A HIGH COURT judge has dismissed an application by the State to strike out a lawsuit filed by a used car dealership seeking the return of several vehicles seized by the police in 2015.
In 2022, Jean Pierre’s Auto Supplies filed a lawsuit against the State for the release of the vehicles. The State applied to strike out the lawsuit claiming it was statute-barred since the demand for the vehicles’ return was made in 2016 and the action failed to show the dealer was the legitimate owner of the 29 vehicles.
However, in dismissing the application, Justice Frank Seepersad rejected the State’s contention the lawsuit was statute-barred. He pointed to correspondence between the dealer and the police up to October 2021, for the release of the vehicles and an explanation.
Seepersad said the position that the dealer was not the owner of the vehicles so it was an abuse of process to bring the action, the judge said that argument was “devoid of merit.”
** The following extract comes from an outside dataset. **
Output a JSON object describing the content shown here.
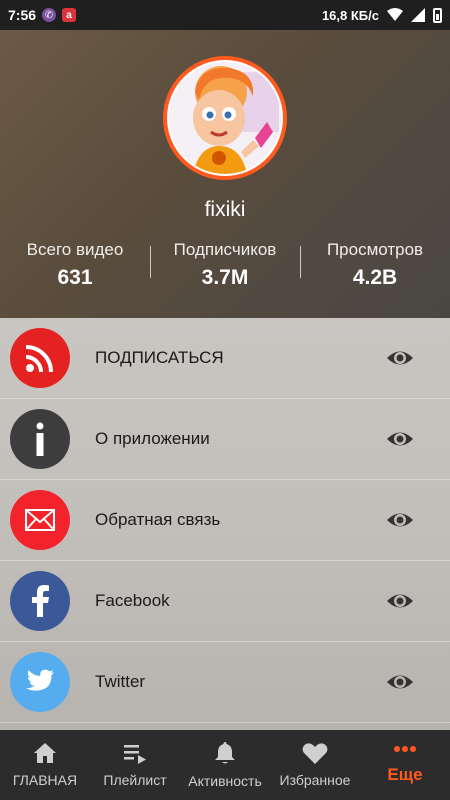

He said there were receipts and certified copies for the 29 vehicles to purport evidence of ownership and payment for the vehicles.
“Based on the pleadings, the defendant proffered no position to demonstrate that any other party has/ had a better title to the detained vehicles.
“The court also takes judicial notice of the fact that a regrettable practice does exist whereby people buy vehicles and do not transfer same to obviate transfer charges or where used car dealers would buy vehicles and only transfer them when they are resold.
“As a consequence, in many instances, the only evidence to establish proof of ownership or an interest in such a vehicle is a receipt.”
In dismissing the application, the judge ordered the State to pay the dealer’s costs. As a result of the court’s ruling, the matter will now proceed to trial.